Complex regional pain syndrome (CRPS), also known as Reflex Sympathetic Dystrophy Syndrome or Causalgia, is a chronic pain condition.
CRPS can happen in people of all ages, races, ethnic groups and genders. The majority of people with CRPS are females (60-80%) and adults. Children may also get CRPS. Kids actually respond the best to treatment.
Doctors aren’t sure what causes CRPS. In some cases the sympathetic nervous system plays an important role in sustaining the pain. Another theory is that CRPS is caused by a triggering of the immune response, which leads to the characteristic inflammatory symptoms of redness, warmth, and swelling in the affected area.
The key symptom of CRPS is continuous, intense pain out of proportion to the severity of the injury, which gets worse rather than better over time. CRPS most often affects one of the arms, legs, hands, or feet. Often the pain spreads to include the entire arm or leg. Typical features include:
The prognosis for CRPS varies from person to person. Spontaneous remission from symptoms occurs in certain individuals. Others can have unremitting pain and crippling, irreversible changes in spite of treatment.

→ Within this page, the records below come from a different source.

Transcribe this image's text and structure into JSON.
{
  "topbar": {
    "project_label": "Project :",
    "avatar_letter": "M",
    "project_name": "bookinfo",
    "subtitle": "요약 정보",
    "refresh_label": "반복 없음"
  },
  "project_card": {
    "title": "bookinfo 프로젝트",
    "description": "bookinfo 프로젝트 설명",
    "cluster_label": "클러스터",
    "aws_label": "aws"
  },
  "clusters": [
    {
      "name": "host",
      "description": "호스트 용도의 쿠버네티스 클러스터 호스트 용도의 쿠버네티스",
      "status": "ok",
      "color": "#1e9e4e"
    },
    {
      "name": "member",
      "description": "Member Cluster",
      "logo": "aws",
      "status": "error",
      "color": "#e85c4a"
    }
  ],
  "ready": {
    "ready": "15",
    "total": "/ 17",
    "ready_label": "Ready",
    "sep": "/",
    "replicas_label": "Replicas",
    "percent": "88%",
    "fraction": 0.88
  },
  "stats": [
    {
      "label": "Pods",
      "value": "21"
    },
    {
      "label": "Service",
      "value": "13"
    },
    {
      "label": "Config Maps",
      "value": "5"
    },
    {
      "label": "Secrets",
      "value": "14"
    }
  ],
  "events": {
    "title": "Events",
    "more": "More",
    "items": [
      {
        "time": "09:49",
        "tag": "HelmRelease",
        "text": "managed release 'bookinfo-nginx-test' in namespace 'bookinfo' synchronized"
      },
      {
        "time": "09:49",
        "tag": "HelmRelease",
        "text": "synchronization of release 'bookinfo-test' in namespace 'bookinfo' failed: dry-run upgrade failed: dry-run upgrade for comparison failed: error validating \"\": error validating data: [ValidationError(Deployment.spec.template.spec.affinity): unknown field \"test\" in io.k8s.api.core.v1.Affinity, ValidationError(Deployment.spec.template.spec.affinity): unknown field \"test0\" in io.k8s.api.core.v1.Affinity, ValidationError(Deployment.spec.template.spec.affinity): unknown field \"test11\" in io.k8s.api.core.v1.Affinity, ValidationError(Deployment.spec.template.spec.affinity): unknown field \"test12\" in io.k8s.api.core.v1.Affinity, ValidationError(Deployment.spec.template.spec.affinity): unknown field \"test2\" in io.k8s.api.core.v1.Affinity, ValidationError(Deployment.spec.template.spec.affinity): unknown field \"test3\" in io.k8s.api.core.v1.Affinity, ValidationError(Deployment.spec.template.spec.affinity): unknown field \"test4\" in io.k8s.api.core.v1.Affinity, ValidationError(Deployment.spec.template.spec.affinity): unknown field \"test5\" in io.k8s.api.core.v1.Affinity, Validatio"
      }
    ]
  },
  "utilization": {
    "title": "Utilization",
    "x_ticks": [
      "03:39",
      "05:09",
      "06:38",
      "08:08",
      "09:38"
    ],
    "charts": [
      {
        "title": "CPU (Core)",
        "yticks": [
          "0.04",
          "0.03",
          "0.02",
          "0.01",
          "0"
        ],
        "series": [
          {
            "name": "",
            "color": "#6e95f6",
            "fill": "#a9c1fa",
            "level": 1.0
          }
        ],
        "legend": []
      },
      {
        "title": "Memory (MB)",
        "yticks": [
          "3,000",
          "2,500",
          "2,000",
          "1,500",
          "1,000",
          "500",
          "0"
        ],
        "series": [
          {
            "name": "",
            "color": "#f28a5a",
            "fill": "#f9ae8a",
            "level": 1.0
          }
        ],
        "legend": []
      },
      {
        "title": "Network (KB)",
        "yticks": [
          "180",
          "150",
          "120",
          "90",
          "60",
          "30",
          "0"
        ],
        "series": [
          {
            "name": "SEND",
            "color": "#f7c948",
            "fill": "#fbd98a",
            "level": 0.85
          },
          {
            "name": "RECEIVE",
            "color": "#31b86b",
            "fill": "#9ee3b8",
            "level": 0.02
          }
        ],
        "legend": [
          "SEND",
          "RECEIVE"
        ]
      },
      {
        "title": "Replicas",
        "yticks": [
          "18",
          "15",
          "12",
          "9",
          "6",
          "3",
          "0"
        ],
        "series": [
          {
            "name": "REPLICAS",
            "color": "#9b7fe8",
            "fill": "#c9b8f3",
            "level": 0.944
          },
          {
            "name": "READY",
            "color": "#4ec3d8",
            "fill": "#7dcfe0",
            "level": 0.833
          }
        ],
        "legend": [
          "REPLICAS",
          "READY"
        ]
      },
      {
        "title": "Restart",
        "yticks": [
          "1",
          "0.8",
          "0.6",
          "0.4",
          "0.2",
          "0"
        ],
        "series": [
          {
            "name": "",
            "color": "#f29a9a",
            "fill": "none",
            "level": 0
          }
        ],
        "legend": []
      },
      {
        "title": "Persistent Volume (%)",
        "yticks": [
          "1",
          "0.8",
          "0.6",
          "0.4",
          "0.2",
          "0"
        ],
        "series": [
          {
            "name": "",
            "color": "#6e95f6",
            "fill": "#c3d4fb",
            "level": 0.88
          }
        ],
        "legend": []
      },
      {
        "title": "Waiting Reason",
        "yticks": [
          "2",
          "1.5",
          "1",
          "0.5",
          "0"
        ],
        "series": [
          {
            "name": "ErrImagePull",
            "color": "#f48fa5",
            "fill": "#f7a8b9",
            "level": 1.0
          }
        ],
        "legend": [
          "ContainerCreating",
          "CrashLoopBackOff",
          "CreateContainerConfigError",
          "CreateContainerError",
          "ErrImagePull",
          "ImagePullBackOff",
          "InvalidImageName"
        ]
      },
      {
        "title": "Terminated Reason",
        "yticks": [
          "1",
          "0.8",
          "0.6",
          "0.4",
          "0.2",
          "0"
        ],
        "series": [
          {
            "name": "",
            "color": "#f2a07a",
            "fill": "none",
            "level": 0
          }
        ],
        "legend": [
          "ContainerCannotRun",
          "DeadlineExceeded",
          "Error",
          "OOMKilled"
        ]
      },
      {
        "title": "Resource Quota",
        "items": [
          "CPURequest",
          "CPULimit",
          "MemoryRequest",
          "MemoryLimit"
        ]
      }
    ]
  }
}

Because there is no cure for CRPS, treatment is aimed at relieving painful symptoms. Doctors may prescribe topical analgesics, antidepressants, corticosteroids, and opioids to relieve pain. However, no single drug or combination of drugs has produced consistent long-lasting improvement in symptoms. Other treatments may include physical therapy, sympathetic nerve block, spinal cord stimulation, and intrathecal drug pumps to deliver opioids and local anesthetic agents via the spinal cord.